Luke 18:9 To some who were confident of their own righteousness and looked down on everyone else, Jesus told this parable:
Jesus lived in a culture where the most religious people received approval from others, and approved of themselves as well. But they looked down on those who were less religious, and felt superior to them. So Jesus told a story that would shock the religious establishment.
Luke 18:10 Two men went up to the temple to pray, one a Pharisee and the other a tax collector.
These men were at opposite ends of the religious spectrum. Pharisees were devoted to God and the Bible. Tax collectors were devoted to themselves and to money. They gathered taxes for Rome, and enriched themselves by over-charging honest people. They were hated for betraying their nation, but thought the money was worth it.
Luke 18:11-12 The Pharisee stood by himself and prayed: God, I thank you that I am not like other people—robbers, evildoers, adulterers—or even like this tax collector. I fast twice a week and give a tenth of all I get.
The Pharisee was quite sincere in his religion. Few people fast twice a week, or give ten percent of their money to God. Nor did he take the credit himself, but thanked God for making him that way. Compared to many others he was a very good person, and his religious devotion surpassed many of Jesus’ followers.
Luke 18:13 But the tax collector stood at a distance. He would not even look up to heaven, but beat his breast and said, God, have mercy on me, a sinner.
This man was feeling the weight of his sin. He had broken God’s commands, and fully deserved to be condemned. He could make no claim to righteousness, was deeply ashamed, and could only plead for mercy. But mercy he would get. I tell you that this man, rather than the other, went home justified before God (Luke 18:14a), said Jesus.
This is at the heart of Christianity. Jesus came into the world to save sinners (1 Timothy 1:15), and those who think they are pretty good people cannot repent of their sins. That is why tax collectors and prostitutes enter the kingdom of God ahead of many others (Matthew 21:31). The more dreadful our sins, the more we can see our need to be saved.
But even the finest sinners will see their need for repentance when they learn what God requires. Be perfect, therefore, as your heavenly Father is perfect (Matthew 5:48), said Jesus. Since no one other than Jesus ever lived up to this, we are all in need of repentance every single day. When we realize what God requires, and how miserably we fail, we will beg God for his mercy, and cast off any self-righteousness.
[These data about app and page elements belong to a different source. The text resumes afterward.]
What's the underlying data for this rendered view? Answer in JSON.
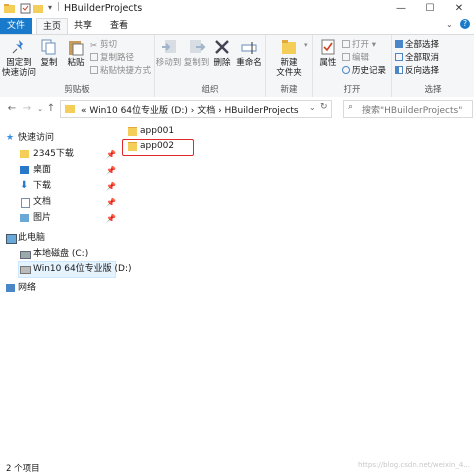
{
  "window": {
    "title": "HBuilderProjects",
    "minimize": "—",
    "maximize": "☐",
    "close": "✕"
  },
  "tabs": [
    "文件",
    "主页",
    "共享",
    "查看"
  ],
  "ribbon": {
    "clipboard": {
      "label": "剪贴板",
      "pin": "固定到\n快速访问",
      "copy": "复制",
      "paste": "粘贴",
      "cut": "剪切",
      "copy_path": "复制路径",
      "paste_shortcut": "粘贴快捷方式"
    },
    "organize": {
      "label": "组织",
      "move_to": "移动到",
      "copy_to": "复制到",
      "delete": "删除",
      "rename": "重命名"
    },
    "new": {
      "label": "新建",
      "new_folder": "新建\n文件夹"
    },
    "open": {
      "label": "打开",
      "properties": "属性",
      "open": "打开",
      "edit": "编辑",
      "history": "历史记录"
    },
    "select": {
      "label": "选择",
      "select_all": "全部选择",
      "select_none": "全部取消",
      "invert": "反向选择"
    }
  },
  "address": {
    "path": "«  Win10 64位专业版 (D:)  ›  文档  ›  HBuilderProjects",
    "search_placeholder": "搜索\"HBuilderProjects\""
  },
  "sidebar": {
    "quick_access": "快速访问",
    "items": [
      "2345下载",
      "桌面",
      "下载",
      "文档",
      "图片"
    ],
    "this_pc": "此电脑",
    "drive_c": "本地磁盘 (C:)",
    "drive_d": "Win10 64位专业版 (D:)",
    "network": "网络"
  },
  "files": [
    "app001",
    "app002"
  ],
  "status": {
    "count": "2 个项目",
    "watermark": "https://blog.csdn.net/weixin_4..."
  },
  "colors": {
    "accent": "#1979ca",
    "highlight_border": "#e02a2a",
    "folder": "#f5cd59"
  }
}
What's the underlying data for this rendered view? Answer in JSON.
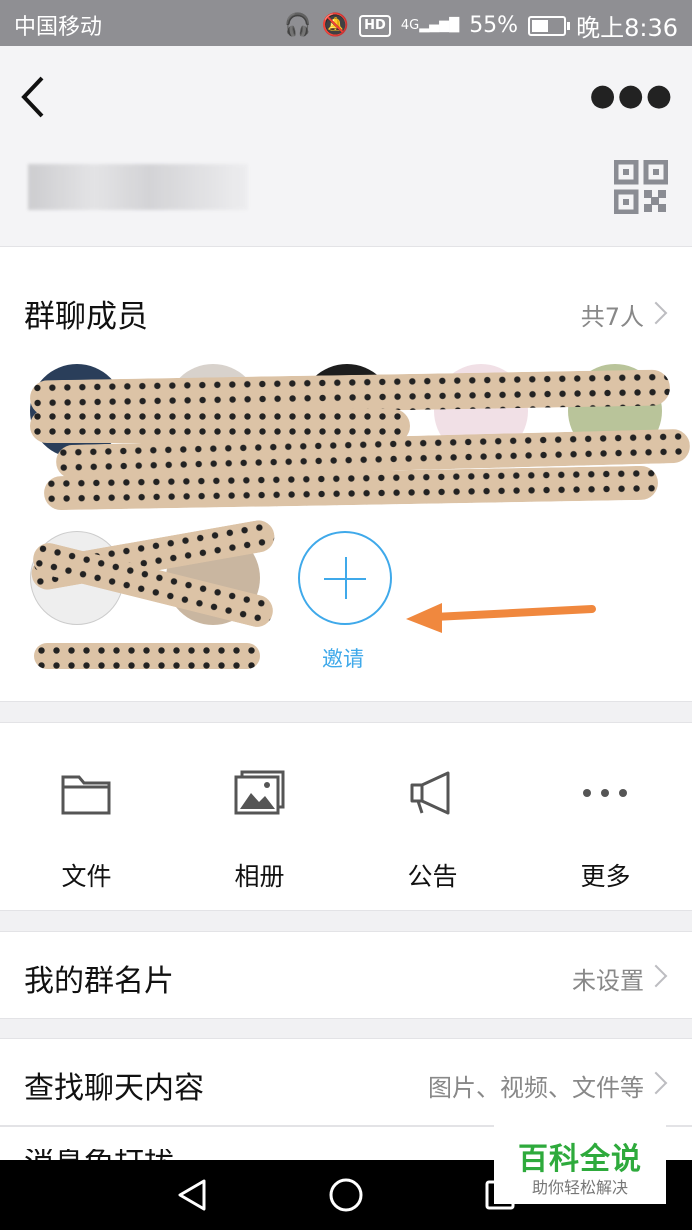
{
  "status_bar": {
    "carrier": "中国移动",
    "network": "4G",
    "battery": "55%",
    "time": "晚上8:36"
  },
  "header": {
    "back_icon": "chevron-left-icon",
    "more_icon": "more-dots-icon",
    "qr_icon": "qr-code-icon"
  },
  "members": {
    "title": "群聊成员",
    "count": "共7人",
    "invite_label": "邀请"
  },
  "actions": [
    {
      "label": "文件",
      "icon": "folder-icon"
    },
    {
      "label": "相册",
      "icon": "photo-album-icon"
    },
    {
      "label": "公告",
      "icon": "megaphone-icon"
    },
    {
      "label": "更多",
      "icon": "more-dots-icon"
    }
  ],
  "rows": {
    "card": {
      "label": "我的群名片",
      "value": "未设置"
    },
    "search": {
      "label": "查找聊天内容",
      "value": "图片、视频、文件等"
    },
    "partial": {
      "label": "消息免打扰"
    }
  },
  "watermark": {
    "title": "百科全说",
    "subtitle": "助你轻松解决"
  },
  "colors": {
    "accent": "#3fa9ea",
    "arrow": "#f0883e",
    "watermark": "#2eaa3c"
  }
}
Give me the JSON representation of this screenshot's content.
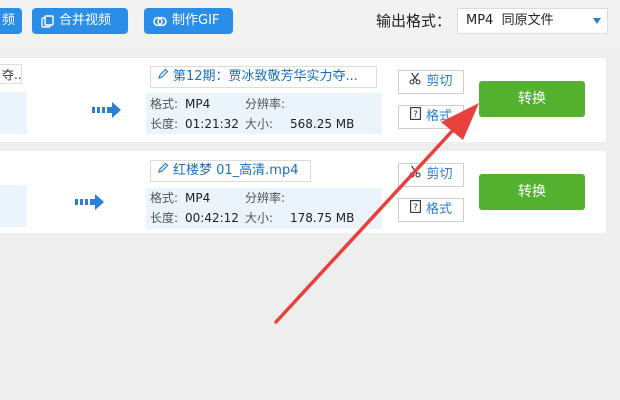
{
  "toolbar": {
    "partial_label": "频",
    "merge_label": "合并视频",
    "gif_label": "制作GIF",
    "output_label": "输出格式：",
    "output_value": "MP4  同原文件"
  },
  "files": [
    {
      "source_partial": "夺...",
      "name": "第12期：贾冰致敬芳华实力夺...",
      "format_label": "格式:",
      "format": "MP4",
      "resolution_label": "分辨率:",
      "resolution": "",
      "duration_label": "长度:",
      "duration": "01:21:32",
      "size_label": "大小:",
      "size": "568.25 MB",
      "cut_label": "剪切",
      "format_btn_label": "格式",
      "convert_label": "转换"
    },
    {
      "source_partial": "",
      "name": "红楼梦 01_高清.mp4",
      "format_label": "格式:",
      "format": "MP4",
      "resolution_label": "分辨率:",
      "resolution": "",
      "duration_label": "长度:",
      "duration": "00:42:12",
      "size_label": "大小:",
      "size": "178.75 MB",
      "cut_label": "剪切",
      "format_btn_label": "格式",
      "convert_label": "转换"
    }
  ],
  "colors": {
    "toolbar_button": "#2a8ee8",
    "convert_button": "#54b02f",
    "annotation_arrow": "#e8403c",
    "accent_blue": "#1a6fc4"
  }
}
Luke 19:1-6 Jesus entered Jericho and was passing through. A man was there by the name of Zacchaeus; he was a chief tax collector and was wealthy. He wanted to see who Jesus was, but because he was short he could not see over the crowd. So he ran ahead and climbed a sycamore-fig tree to see him, since Jesus was coming that way. When Jesus reached the spot, he looked up and said to him, Zacchaeus, come down immediately. I must stay at your house today. So he came down at once and welcomed him gladly.
As a professional tax collector, Zacchaeus became rich by overcharging honest people, and keeping the difference for himself. He was hated by most, and many resented the fact that Jesus stayed at his house. He has gone to be the guest of a sinner (Luke 19:7), they complained.
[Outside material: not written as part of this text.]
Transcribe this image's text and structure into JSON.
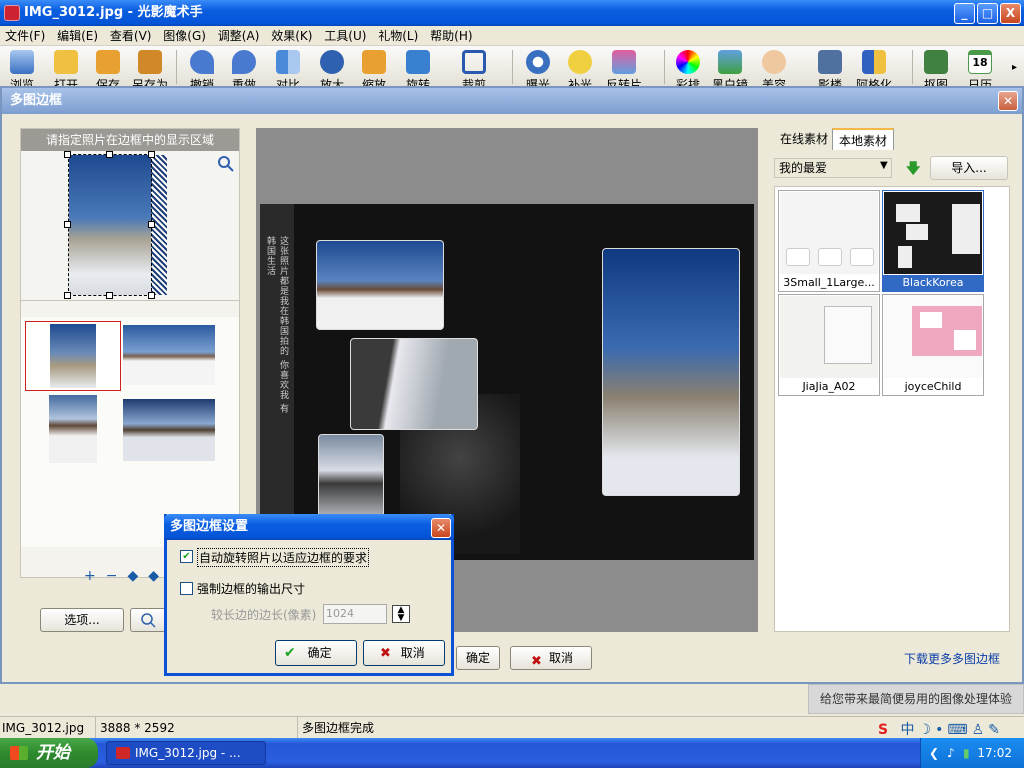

But Zacchaeus responded with joy, and gave half his wealth the poor. He also promised to pay back everyone he cheated, four times the amount (Luke 19:8). This probably left him without a dime, but he was richer than ever. Today salvation has come to this house [said Jesus] . . . For the Son of Man came to seek and to save the lost (Luke 19:9-10).
Seeking and saving the lost was Jesus’ mission, and should be ours as well. People who lose a pet will stop everything until they find it. The same is true whenever we lose our keys, wallet or phone. If the loss of these things matters to us, how much more do lost people matter to God?
A celebration was held at a city pool, and several lifeguards were invited guests. Most had a wonderful time, but when the party was over, a fully clothed body was found at the bottom of the pool. The lifeguards were so busy enjoying themselves, that they did not notice someone drowning. It is not enough to celebrate the gospel; we must bring it to those who are perishing.
Reflection and Review
What is the cure for self-righteousness?
Why was Zacchaeus filled with joy, even though he was broke?
How can we seek and save the lost?